A group of nurses have sued for their right to refuse to participate in abortions, citing their anti-choice stance as reason enough to decline to care for women who have elected to terminate a pregnancy. From the way the complaint describes it, you'd think they were being ordered to line babies up and shoot them with a crossbow in front of their children. But they're not being forced to help out with the procedure at all — nope, these nurses are citing their moral beliefs as justification for refusing to care for women before or after having abortions.
The Washington Post reports that in September, The University of Medicine & Dentistry's New Jersey hospital changed its longstanding policy that allowed nurses to opt out of participating in any step of a medical procedure based on their religious or cultural beliefs. While medical professionals employed by the hospital would still be allowed to perform specific procedures with which they disagreed, they'd no longer be allowed to excuse themselves from all steps of the procedure; that is, nurses who objected to abortions would now be required to provide pre- or post-surgical care. At the end of October, a group of nurses filed suit against University Hospital, claiming religious discrimination.
A lawyer for the hospital says that the procedures utilized in prepping patients for abortions or assisting their recovery was fairly run-of-the-mill; nurses weren't going to be required to say a Black Mass and then laugh gleefully while chanting "Huzzah for sluttery!" over the woman's fetal remains. No matter! Abortion is wrong, and thus the women receiving them don't deserve any sort of medical treatment. Twelve of the sixteen nurses who work in the hospital's same-day surgery unit have refused to participate in any stage of care for a woman terminating her pregnancy.
A judge issued a temporary restraining order barring the hospital from requiring nurses to receive training on pre- and post- abortion care, and on December 5th, a judge will hear their case. If the nurses in New Jersey are allowed to use religious or cultural beliefs as grounds to refuse to provide any care to any women terminating pregnancies, their case sets a strange precedent.
How far back could a health care provider's opposition to caring for women extend? If I had an abortion in 2007 and wanted to get a pap smear, could the nurse refuse to check my blood pressure in 2011? How about if I got in a car accident on my way home from having unprotected sex with a stranger? Could an ambulance driver refuse to transport me to a hospital?
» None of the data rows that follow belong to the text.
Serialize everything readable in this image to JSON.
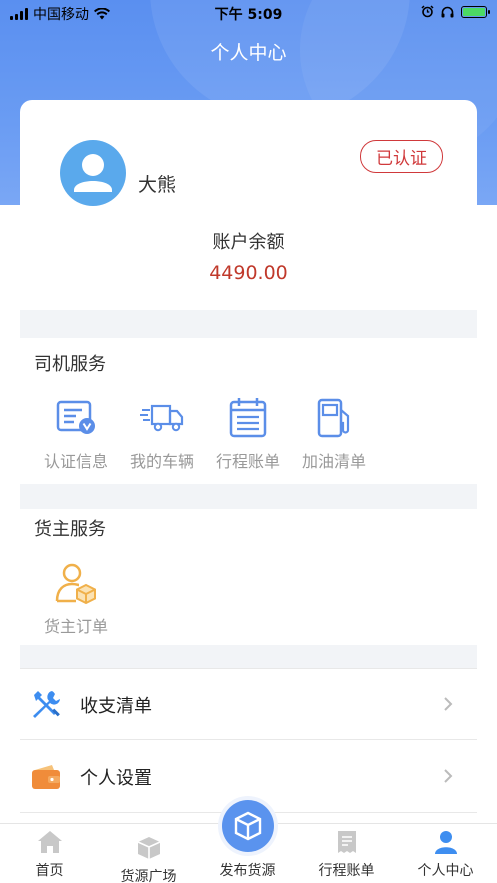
{
  "status_bar": {
    "carrier": "中国移动",
    "time": "下午 5:09"
  },
  "header": {
    "title": "个人中心"
  },
  "profile": {
    "name": "大熊",
    "verified_label": "已认证",
    "balance_label": "账户余额",
    "balance_value": "4490.00"
  },
  "driver_services": {
    "title": "司机服务",
    "items": [
      {
        "label": "认证信息",
        "icon": "id-card-icon"
      },
      {
        "label": "我的车辆",
        "icon": "truck-icon"
      },
      {
        "label": "行程账单",
        "icon": "calendar-icon"
      },
      {
        "label": "加油清单",
        "icon": "fuel-pump-icon"
      }
    ]
  },
  "shipper_services": {
    "title": "货主服务",
    "items": [
      {
        "label": "货主订单",
        "icon": "shipper-package-icon"
      }
    ]
  },
  "menu": [
    {
      "label": "收支清单",
      "icon": "tools-icon"
    },
    {
      "label": "个人设置",
      "icon": "wallet-icon"
    }
  ],
  "tabbar": {
    "items": [
      {
        "label": "首页",
        "icon": "home-icon"
      },
      {
        "label": "货源广场",
        "icon": "box-icon"
      },
      {
        "label": "发布货源",
        "icon": "publish-box-icon"
      },
      {
        "label": "行程账单",
        "icon": "receipt-icon"
      },
      {
        "label": "个人中心",
        "icon": "person-icon"
      }
    ],
    "active_color": "#3e8ef0",
    "inactive_icon_color": "#c8c8c8"
  },
  "colors": {
    "header_blue": "#5a8ff0",
    "icon_blue": "#5b8ee8",
    "shipper_orange": "#f0b04a",
    "badge_red": "#d0393b",
    "balance_red": "#c0392b"
  }
}
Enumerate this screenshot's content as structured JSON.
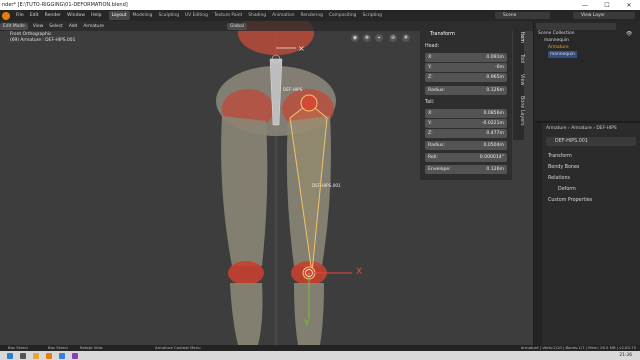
{
  "title_bar": {
    "text": "nder* [E:\\TUTO-RIGGING\\01-DEFORMATION.blend]"
  },
  "menu": {
    "items": [
      "File",
      "Edit",
      "Render",
      "Window",
      "Help"
    ],
    "workspaces": [
      "Layout",
      "Modeling",
      "Sculpting",
      "UV Editing",
      "Texture Paint",
      "Shading",
      "Animation",
      "Rendering",
      "Compositing",
      "Scripting"
    ],
    "scene": "Scene",
    "view_layer": "View Layer"
  },
  "viewport": {
    "header": {
      "mode": "Edit Mode",
      "menus": [
        "View",
        "Select",
        "Add",
        "Armature"
      ],
      "orientation": "Global"
    },
    "info_line1": "Front Orthographic",
    "info_line2": "(69) Armature : DEF-HIPS.001",
    "bone_label_top": "DEF-HIPS",
    "bone_label_mid": "DEF-HIPS.001",
    "axis_x": "X",
    "axis_y": "Y"
  },
  "npanel": {
    "title": "Transform",
    "head_label": "Head:",
    "head": [
      {
        "label": "X:",
        "value": "0.091m"
      },
      {
        "label": "Y:",
        "value": "-0m"
      },
      {
        "label": "Z:",
        "value": "0.965m"
      }
    ],
    "head_radius": {
      "label": "Radius:",
      "value": "0.126m"
    },
    "tail_label": "Tail:",
    "tail": [
      {
        "label": "X:",
        "value": "0.0856m"
      },
      {
        "label": "Y:",
        "value": "-0.0221m"
      },
      {
        "label": "Z:",
        "value": "0.477m"
      }
    ],
    "tail_radius": {
      "label": "Radius:",
      "value": "0.0504m"
    },
    "roll": {
      "label": "Roll:",
      "value": "0.000014°"
    },
    "envelope": {
      "label": "Envelope:",
      "value": "0.126m"
    },
    "tabs": [
      "Item",
      "Tool",
      "View",
      "Bone Layers"
    ]
  },
  "outliner": {
    "rows": [
      "Scene Collection",
      "mannequin",
      "Armature",
      "mannequin"
    ]
  },
  "properties": {
    "breadcrumb": [
      "Armature",
      "Armature",
      "DEF-HIPS"
    ],
    "bone_name": "DEF-HIPS.001",
    "panels": [
      "Transform",
      "Bendy Bones",
      "Relations",
      "Deform",
      "Custom Properties"
    ]
  },
  "status": {
    "items": [
      "Box Select",
      "Box Select",
      "Rotate View",
      "Armature Context Menu"
    ],
    "right": "Armature | Verts:2/10 | Bones:1/7 | Mem: 26.5 MB | v2.83.75"
  },
  "taskbar": {
    "time": "21:36"
  },
  "colors": {
    "accent_orange": "#e8a33a",
    "bone_highlight": "#f5c36a",
    "x_axis": "#e8473e",
    "y_axis": "#72c43a",
    "muscle_red": "#c7402e"
  }
}
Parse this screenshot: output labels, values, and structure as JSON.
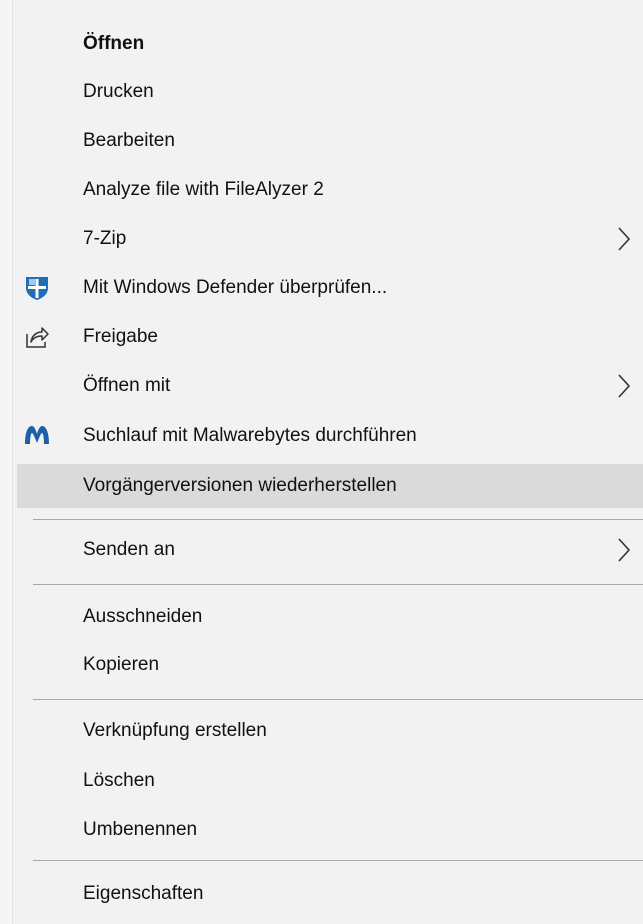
{
  "context_menu": {
    "items": {
      "open": "Öffnen",
      "print": "Drucken",
      "edit": "Bearbeiten",
      "filealyzer": "Analyze file with FileAlyzer 2",
      "zip": "7-Zip",
      "defender": "Mit Windows Defender überprüfen...",
      "share": "Freigabe",
      "open_with": "Öffnen mit",
      "malwarebytes": "Suchlauf mit Malwarebytes durchführen",
      "restore_versions": "Vorgängerversionen wiederherstellen",
      "send_to": "Senden an",
      "cut": "Ausschneiden",
      "copy": "Kopieren",
      "create_shortcut": "Verknüpfung erstellen",
      "delete": "Löschen",
      "rename": "Umbenennen",
      "properties": "Eigenschaften"
    },
    "icons": {
      "defender": "windows-defender-shield-icon",
      "share": "share-icon",
      "malwarebytes": "malwarebytes-logo-icon",
      "submenu": "chevron-right-icon"
    },
    "hovered_item": "Vorgängerversionen wiederherstellen",
    "colors": {
      "background": "#f2f2f2",
      "hover": "#dadada",
      "separator": "#a8a8a8",
      "defender_blue": "#1f6fb8",
      "malwarebytes_blue": "#1d5fa8"
    }
  }
}
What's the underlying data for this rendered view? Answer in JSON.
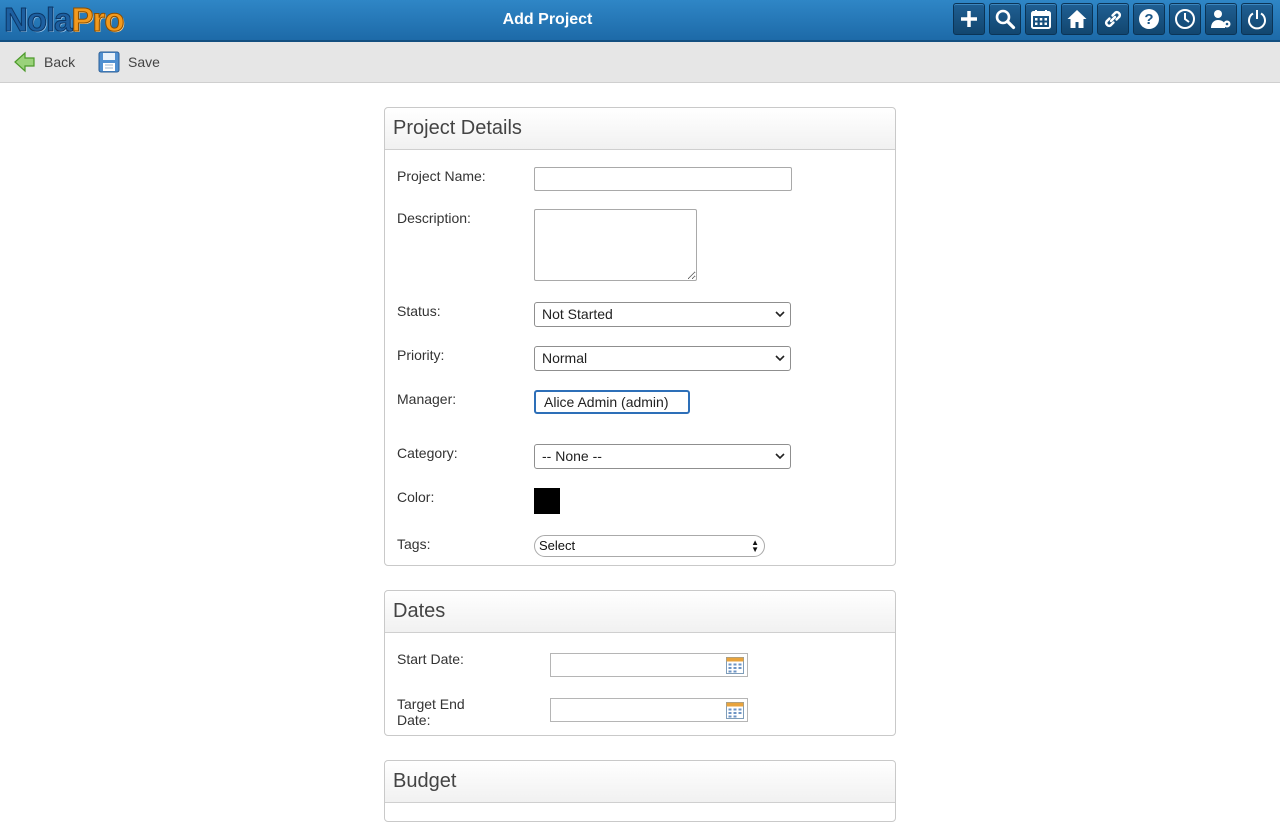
{
  "header": {
    "logo_nola": "Nola",
    "logo_pro": "Pro",
    "title": "Add Project",
    "icons": [
      "plus-icon",
      "search-icon",
      "calendar-icon",
      "home-icon",
      "link-icon",
      "help-icon",
      "clock-icon",
      "user-settings-icon",
      "power-icon"
    ]
  },
  "actions": {
    "back_label": "Back",
    "save_label": "Save"
  },
  "project_details": {
    "title": "Project Details",
    "name_label": "Project Name:",
    "name_value": "",
    "description_label": "Description:",
    "description_value": "",
    "status_label": "Status:",
    "status_value": "Not Started",
    "priority_label": "Priority:",
    "priority_value": "Normal",
    "manager_label": "Manager:",
    "manager_value": "Alice Admin (admin)",
    "category_label": "Category:",
    "category_value": "-- None --",
    "color_label": "Color:",
    "color_value": "#000000",
    "tags_label": "Tags:",
    "tags_value": "Select"
  },
  "dates": {
    "title": "Dates",
    "start_label": "Start Date:",
    "start_value": "",
    "end_label_line1": "Target End",
    "end_label_line2": "Date:",
    "end_value": ""
  },
  "budget": {
    "title": "Budget"
  }
}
Doctors in emergency rooms have no right to refuse to provide medical care to someone who overdosed on heroin, even though heroin is illegal and many people are morally opposed to its recreational use. They have to care for drunk drivers, even though driving drunk is both illegal and a pretty universally assy thing to do. Why, then, should a hospital be forced to bend over backwards to accommodate people's religious beliefs surrounding abortion, a legal medical procedure protected by the Constitution?
One of President Obama's early acts in the Oval Office was eliminating a Bush era expansion of an existing "conscience clause" law that allowed people who worked in health care facilities— from anesthesiologists to cafeteria workers— to refuse to provide care to women terminating pregnancies, or to anyone for any moral reason. Under the Bush law, medical professionals who morally objected to contraception, abortion, or any medical procedure were also under no obligation to provide a patient with a referral to someone who would be willing to help them. The rule's reversal means that Americans, for the most part, shouldn't have to deal with their doctor's kooky morality when they want to, say, get an IUD or vaccinate their child.
Put simply, because the University Hospital nurses' job is to help patients prepare for and recover from surgery, these nurses are asking for the right to not do their jobs. On what planet is this acceptable?
If medical professionals are going to insist on the right to refuse to do things at work that they find icky, perhaps people in other industries should do the same. I'm morally opposed to mandatory annual regulatory training and the word "webinar" is against my religion. Get on it, government.